The creation of baby bottles, nipples, and formula containers has an environmental cost as well as a financial one, since natural and energy resources must be used to manufacture and distribute these items. Such objects are also less likely to be recycled and may take up to 400 years to disintegrate once left in a landfill. Moreover, there may be an environmental risk to using bottles and nipples, as plastic baby bottles and some nipples may contain biphenyl-A (BPA), which a chemical commonly used in the production of plastic items. BPA is also found in the metal lining of several types of infant formula cans, including Enfamil and Similac. The U.S. Environmental Working Group (EWG) has shown that exposure to BPA, even in low doses, may result in early puberty, cancer, behavior and brain disorders. According to MomsandPOPsProject.org, infants who are bottle-fed are the highest population group to face high levels of BPA exposure, which can be reduced through the simple act of breastfeeding.

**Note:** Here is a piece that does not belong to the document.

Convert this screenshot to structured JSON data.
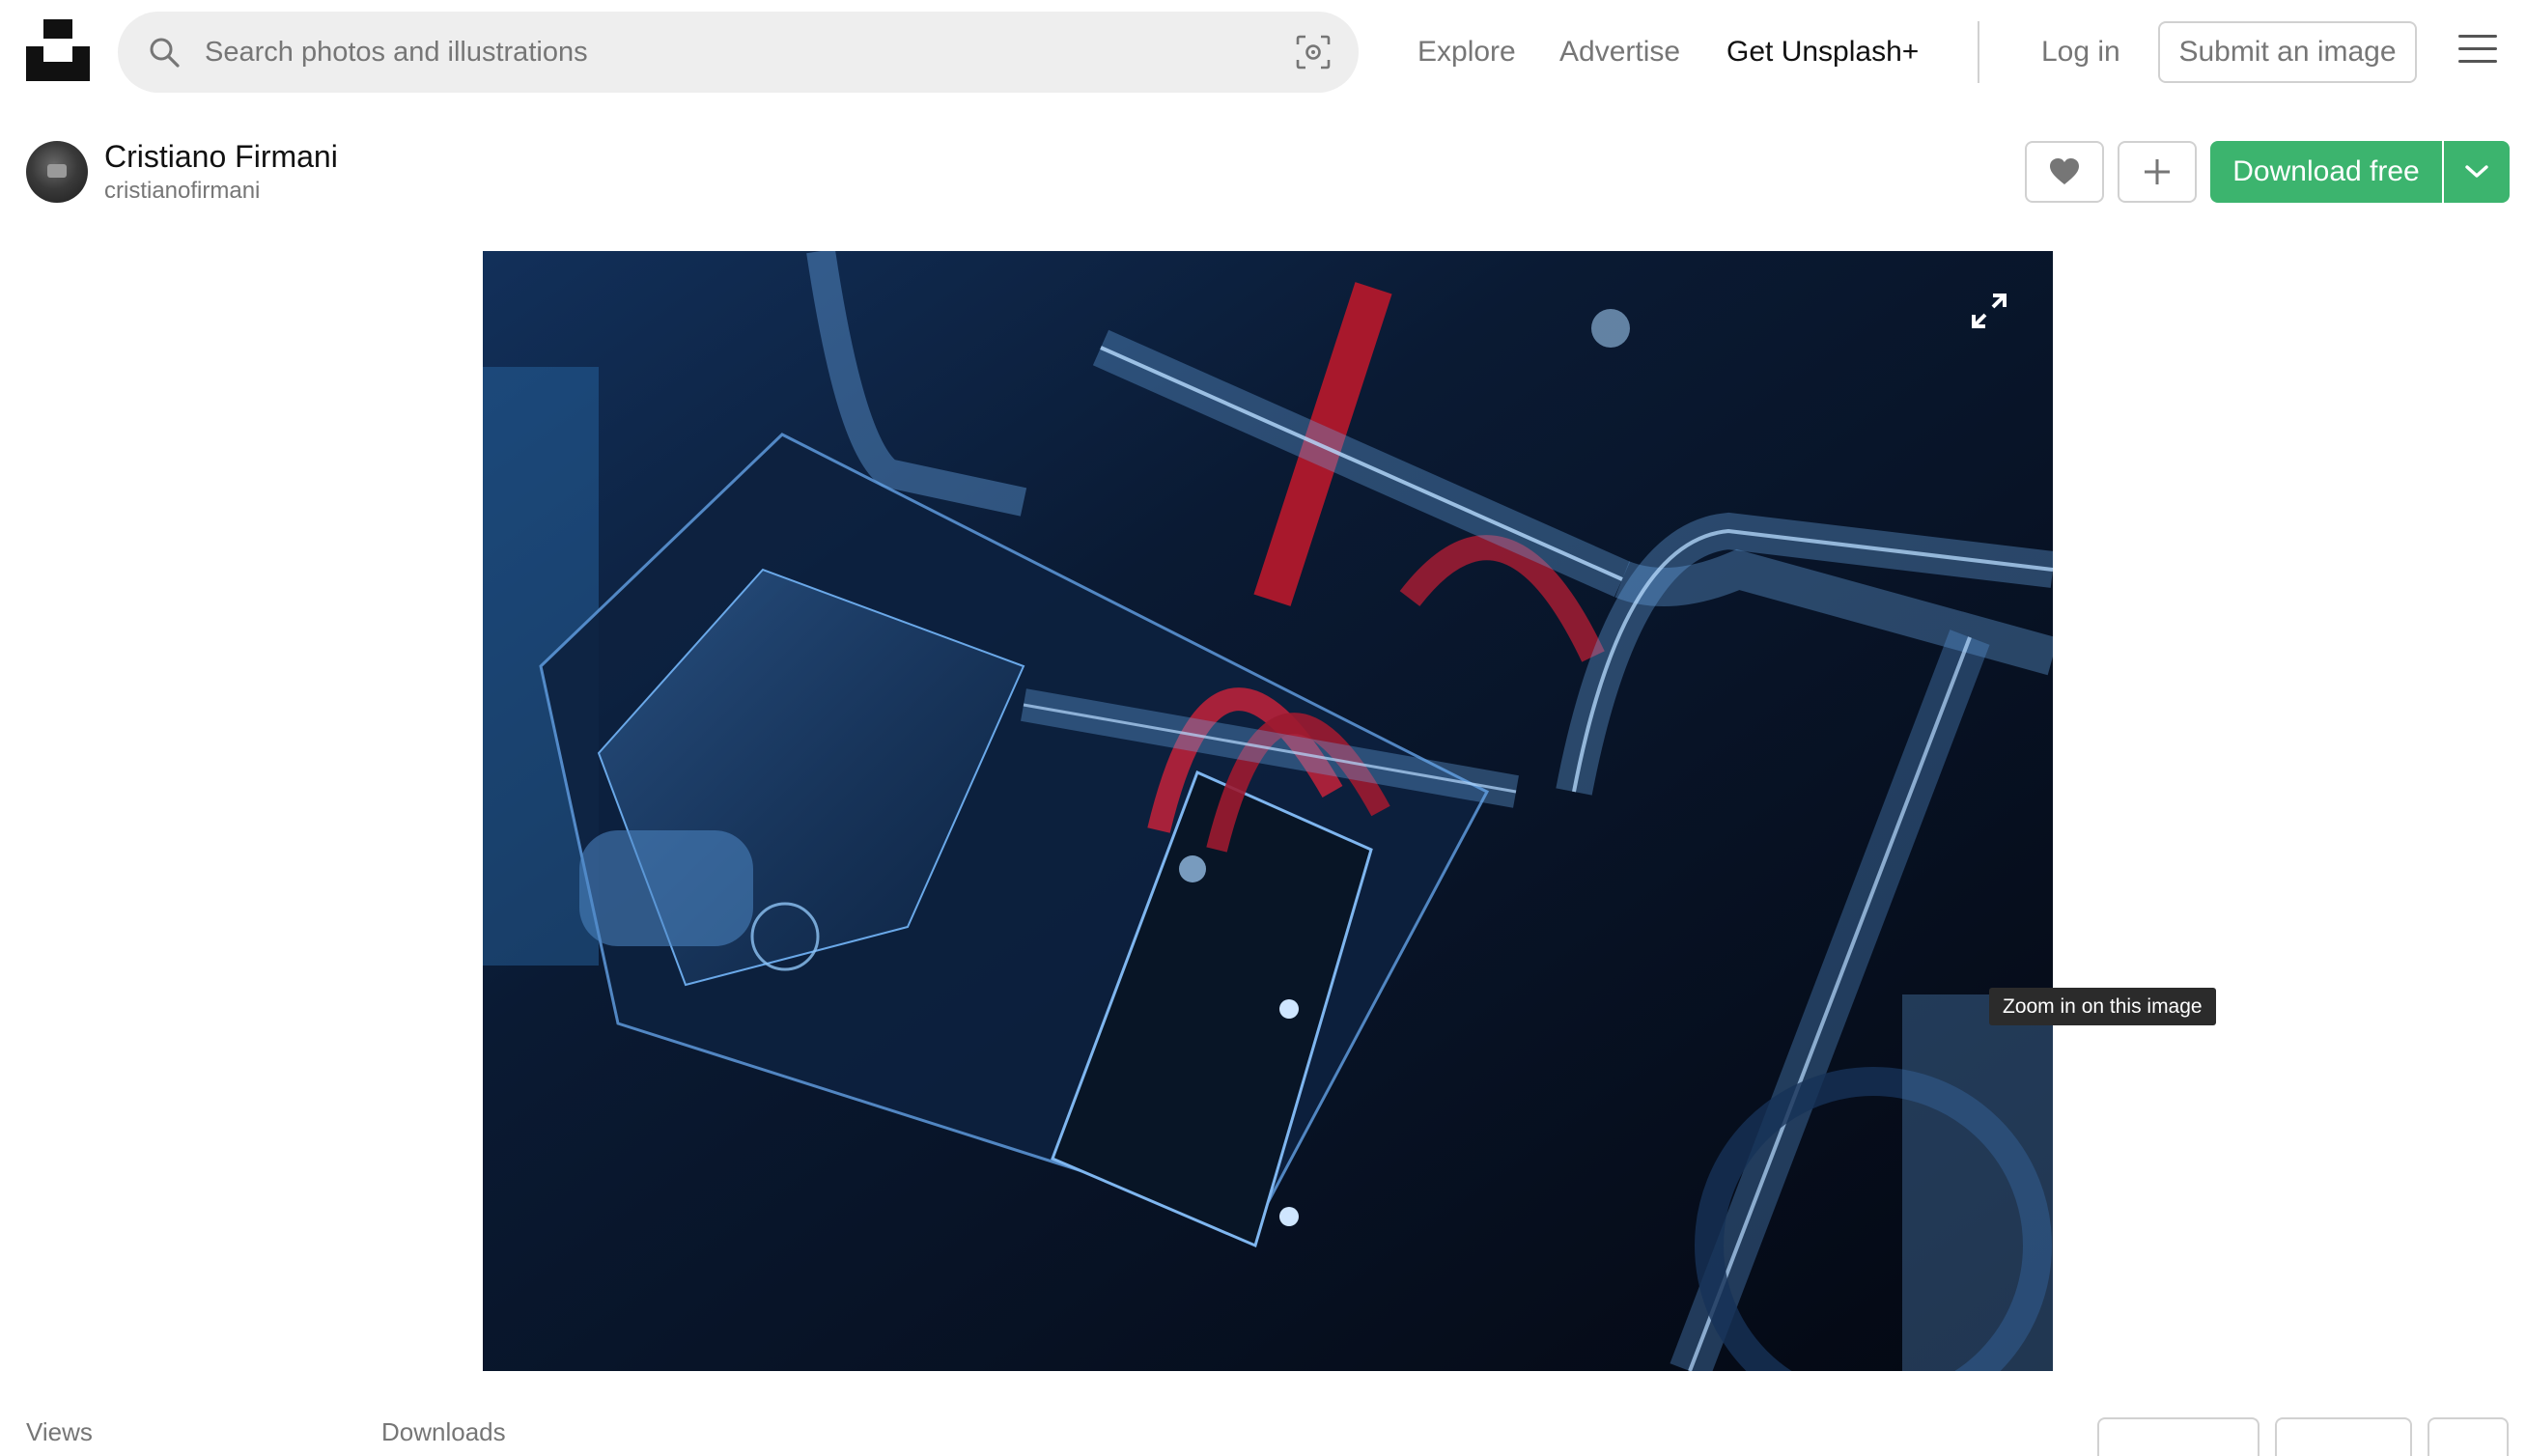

Many parents think that using filtered water to mix their baby formula is a healthier choice than tap water and in many instances that may be true. However, water is also used to manufacture the bottles, formula and nipples used to feed these babies and this water may not be filtered. This increases the potential risk for contamination of cadmium, aluminum, lead, pesticide and other hazardous chemicals. Dangers with the water used to mix baby formula often continue at home as well. The hot water that parents frequently use to make baby formula in order to warm the formula before feeding it to their baby can also dissolve potential contaminants into the water faster than cold water, which only increases the overall risk of the infant’s exposure to potential chemical contamination.
For all the environmental, health and financial reasons to breastfeed your baby, there is no denying that there is an environmental risk in breastmilk as well. Pollutants that the mother is exposed to or ingests through what she eats or drinks can pass into the breastmilk, including heavy metals, pesticides and persistent organic pollutants (POPs). POPs can include a variety of chemicals, including DDT and other bioactive substances that can pose a health risk to humans. While this may make parents despair that nothing is safe for babies, not even human milk, the U.S. National Institutes of Health concludes that there is little evidence that the chemical agents in breastmilk are strongly linked to morbidity in infants and any potential health risk is lower than any potential health benefit to breastfeeding.
Not all mothers can breastfeed and if this is true for you, consult with your pediatrician about the best type of baby formula to use. If you do use baby formula, look for baby bottles, nipples and formula marked “BPA Free” and remember to clean and recycle the items when you are done with them. Moms who can nurse should consider doing so, due in no small part to the emotional, physical and environmental benefits. But don’t forget that nursing comes with a responsibility as well and carries a risk that may be reduced by eating organic foods whenever possible, choosing meat and dairy items marked “Hormone Free” and consuming a healthy diet. Doing so is a good choice for your mind and body, not to mention your baby and the environment.